Ice algae plays an important role at the base of the ecosystem. These algae blooms represent the beginning of the Arctic grazing season as no photosynthesis can occur during the long winter polar night. Since other phytoplankton are scarce this time of year, creatures flock to the icy roof for a meal. Diners include diatoms, protozoa, nematodes, copepods and others. Copepods in particular are a food source for bigger creatures and fish such Arctic cod. These fish are eaten by bigger fish, birds and marine mammals.
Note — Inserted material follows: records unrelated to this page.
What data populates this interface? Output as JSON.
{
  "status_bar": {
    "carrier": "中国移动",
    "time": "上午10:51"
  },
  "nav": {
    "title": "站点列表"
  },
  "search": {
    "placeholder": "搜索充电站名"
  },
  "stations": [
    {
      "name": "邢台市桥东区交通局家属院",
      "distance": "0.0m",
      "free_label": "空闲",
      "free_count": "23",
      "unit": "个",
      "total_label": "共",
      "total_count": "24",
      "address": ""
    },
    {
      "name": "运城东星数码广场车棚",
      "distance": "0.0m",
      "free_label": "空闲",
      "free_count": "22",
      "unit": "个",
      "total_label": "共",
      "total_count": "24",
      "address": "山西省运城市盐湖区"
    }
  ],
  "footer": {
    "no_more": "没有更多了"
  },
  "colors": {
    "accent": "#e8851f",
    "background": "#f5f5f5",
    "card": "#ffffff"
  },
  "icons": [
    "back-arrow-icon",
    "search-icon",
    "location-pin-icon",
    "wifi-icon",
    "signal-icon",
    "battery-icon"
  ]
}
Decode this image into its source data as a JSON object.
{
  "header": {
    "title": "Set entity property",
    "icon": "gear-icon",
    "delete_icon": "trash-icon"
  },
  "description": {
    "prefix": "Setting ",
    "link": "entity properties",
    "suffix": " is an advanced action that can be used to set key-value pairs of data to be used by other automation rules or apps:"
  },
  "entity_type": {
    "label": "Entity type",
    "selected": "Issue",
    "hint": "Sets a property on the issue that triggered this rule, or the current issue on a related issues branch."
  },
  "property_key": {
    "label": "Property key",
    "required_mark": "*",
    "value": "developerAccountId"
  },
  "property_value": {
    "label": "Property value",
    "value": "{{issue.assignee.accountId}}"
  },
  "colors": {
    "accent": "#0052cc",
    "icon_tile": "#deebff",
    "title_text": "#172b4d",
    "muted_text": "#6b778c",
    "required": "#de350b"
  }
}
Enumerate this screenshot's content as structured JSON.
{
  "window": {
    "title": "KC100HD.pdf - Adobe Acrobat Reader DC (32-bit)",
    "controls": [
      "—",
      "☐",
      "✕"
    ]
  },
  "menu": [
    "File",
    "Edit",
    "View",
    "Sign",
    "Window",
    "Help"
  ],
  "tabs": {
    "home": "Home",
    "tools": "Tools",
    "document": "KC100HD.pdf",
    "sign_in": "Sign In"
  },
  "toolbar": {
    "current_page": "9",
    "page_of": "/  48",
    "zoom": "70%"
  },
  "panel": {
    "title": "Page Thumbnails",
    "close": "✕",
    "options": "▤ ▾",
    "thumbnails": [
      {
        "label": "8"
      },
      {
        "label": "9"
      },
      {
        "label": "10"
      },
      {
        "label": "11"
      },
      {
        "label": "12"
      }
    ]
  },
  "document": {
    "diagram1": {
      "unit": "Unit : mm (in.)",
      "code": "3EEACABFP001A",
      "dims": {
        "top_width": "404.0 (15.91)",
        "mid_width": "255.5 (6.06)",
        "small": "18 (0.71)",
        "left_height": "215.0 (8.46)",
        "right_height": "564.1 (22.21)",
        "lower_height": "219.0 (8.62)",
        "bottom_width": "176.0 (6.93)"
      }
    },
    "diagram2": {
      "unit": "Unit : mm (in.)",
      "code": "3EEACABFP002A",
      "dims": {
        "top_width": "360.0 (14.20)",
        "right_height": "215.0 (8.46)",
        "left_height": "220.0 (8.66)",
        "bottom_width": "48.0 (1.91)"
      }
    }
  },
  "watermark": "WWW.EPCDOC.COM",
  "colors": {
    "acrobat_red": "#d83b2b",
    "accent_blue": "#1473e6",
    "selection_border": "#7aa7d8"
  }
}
Light is critical for ice algae to thrive, so any snow covering the ice can have a negative impact. Too much snow and there won’t be enough light for the algae to grow. Additionally, particulates in the ice can block sunlight. A large mining or smelting operation could coat the ice in particles, blocking the algae’s light.

This ecosystem, like all others on our planet, will be impacted by climate change - and we don’t know exactly what the end result will be. Ice algae need the clearer first-year ice to grow. If warmer conditions made this ice melt sooner, the algae would sink and die. The grazers that depend on the algae would starve. On the sea floor, algae would decompose potentially creating anoxic conditions, a potentially fatal environment for bottom dwellers such as turbot, Greenland sharks and Arctic skate. Or, if warmer conditions result in less multiyear ice, potentially more first year ice could form. Ice algae would have more space to grow and more food could be available for all (assuming there was enough nutrients). 

Image is from here

1 comment:

  1. So global warming, from a algae sea ice perspective, could be either good news or bad news -- we just don't know which.